Alzheimer’s Australia Chief Executive Officer Maree McCabe said it was disappointing to see that dementia was now the leading cause of death in women in Australia and that the overall rates for dementia were increasing.
“This fact combined with the increasing prevalence of dementia is surely a cause of concern for all Australians,” she said.
“As a nation we need to do more to reduce people’s risk of dementia so that the onset of dementia in individuals is avoided or delayed, resulting in fewer people in the community having dementia.
“While it is heartening to see that less Australian women are dying from heart disease due to better treatment options and support, there is still no cure for dementia and people with dementia still struggle to find appropriate support and services.
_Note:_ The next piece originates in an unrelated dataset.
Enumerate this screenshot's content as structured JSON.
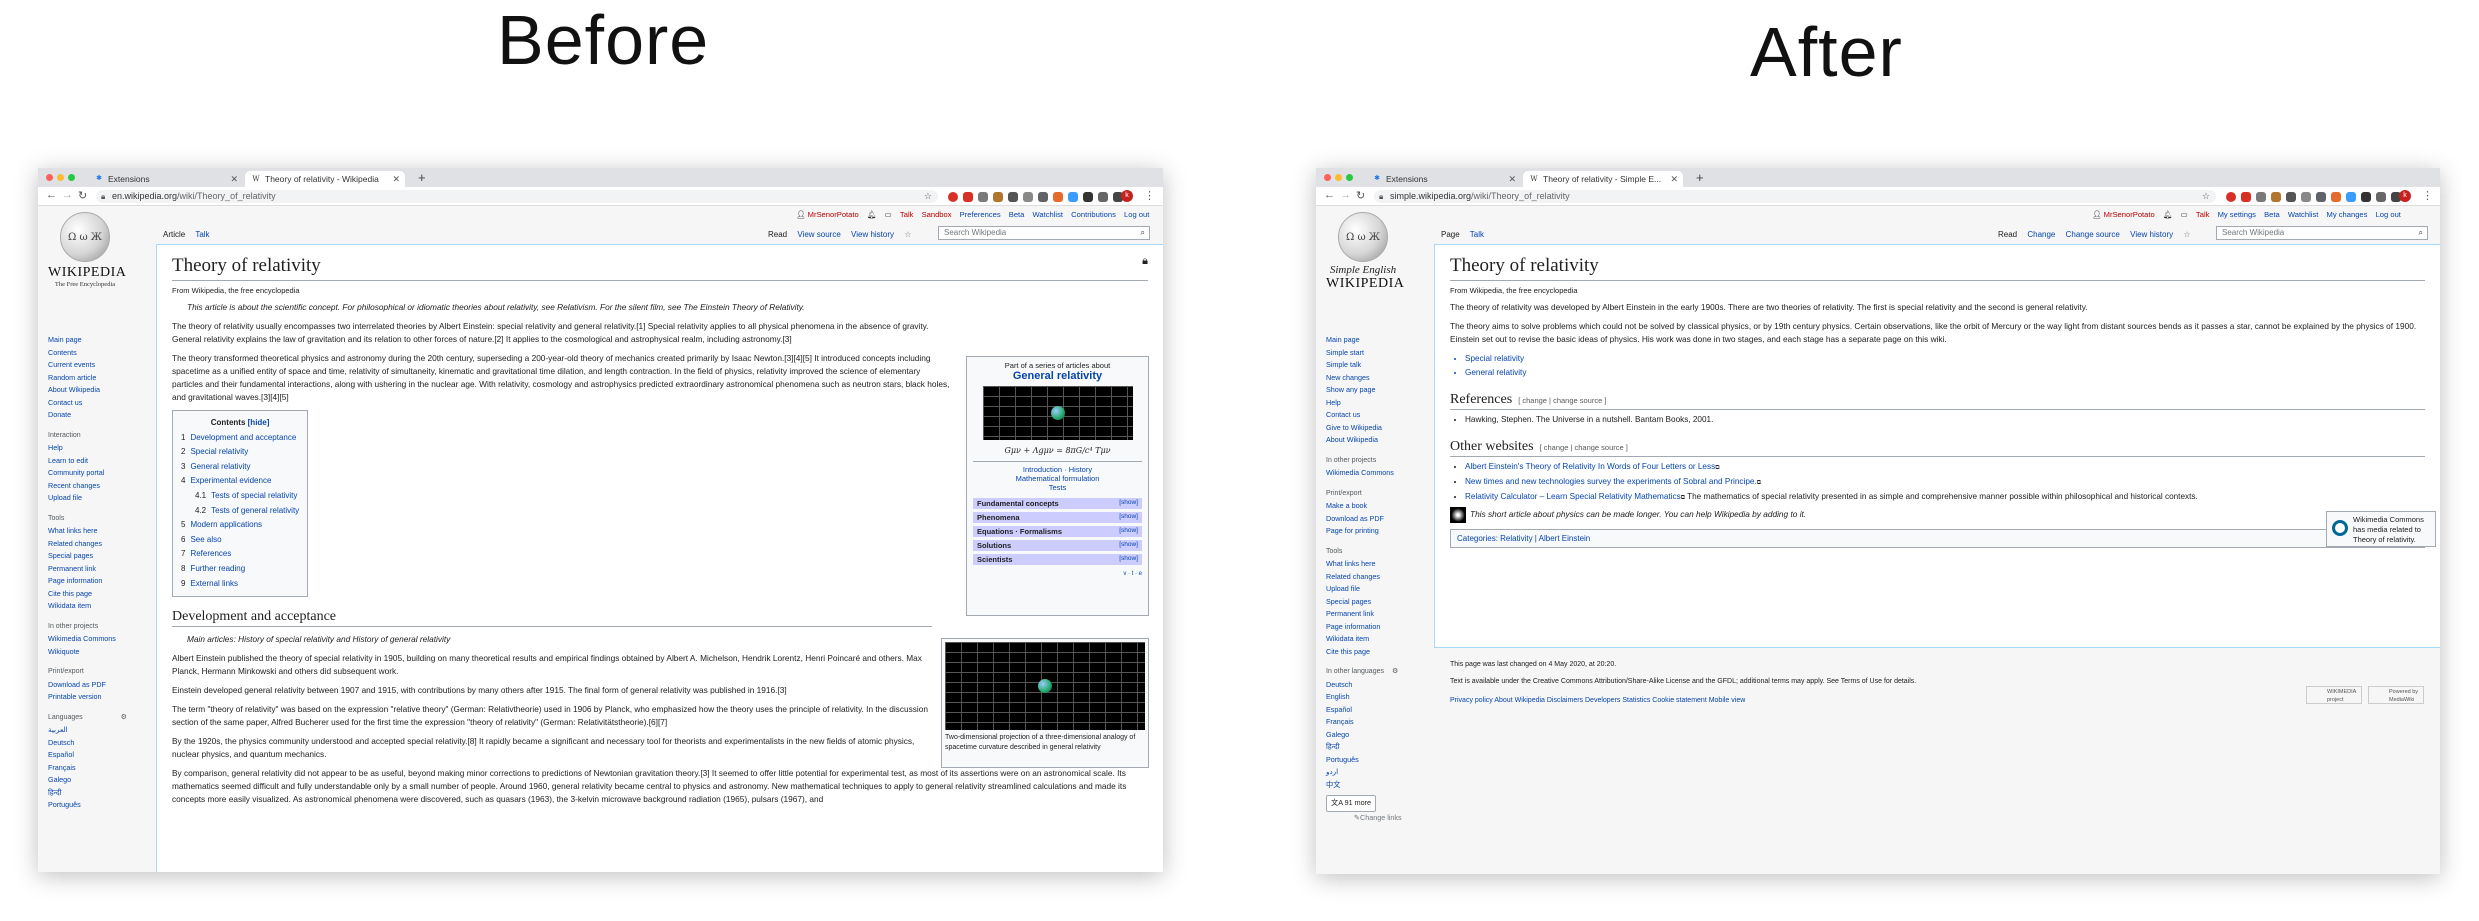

“More than ever we need to focus on solutions that will meet the specific needs of people living with dementia and their carers and families.
“This includes a multipronged strategy that can reduce the risk and prevalence of dementia, while still building capacity within our communities to understand the needs of people with dementia, and giving people with dementia and their family and carers the specialised support they need in navigating our complex health system.”
Cancers accounted for almost 30% of Australian deaths in 2016. Lung cancer accounted for the most cancer deaths, making it the second leading cause of death for males and fourth leading cause overall.
Colorectal cancer was the sixth leading cause of death, accounting for 5,462 deaths in 2016. Breast cancer was the sixth ranked cause for women, while prostate cancer was the sixth ranked for men.
Diabetes is Australia’s seventh leading cause of death overall, accounting for 3% of all deaths in 2016. Diabetes was considered to be a contributory factor in 10.4% of all deaths in 2016.
Suicide is the leading cause of death among people 15-44 years of age and remains the leading cause of premature mortality in Australia. In 2016, suicide deaths occurred at a rate of 11.7 deaths per 100,000 people.
Aboriginal and Torres Strait Islander peoples are approximately twice as likely to die by suicide than non-Indigenous Australians, with 162 Aboriginal and Torres Strait Islanders dying by suicide in 2016.
Suicide Prevention Australia Chief Executive Sue Murray called for those working in suicide prevention to hold their focus: “Suicide is a complex public health issue that requires sustained investment in prevention efforts to support more Australians to live.
“We are encouraged by the reported decrease, increased funding, support across Parliament and focus on regionally driven suicide prevention over the past year.
“Many organisations and communities are working hard to implement locally driven prevention plans focusing on priority issues such as primary care and care following discharge from our hospitals, as well as trialling innovative whole of community solutions.
“We will continue to encourage all working in suicide prevention to hold their focus on making the deep systemic and social changes needed.”
The infant mortality rate is at a record low of 3.1 deaths per 1,000 live births.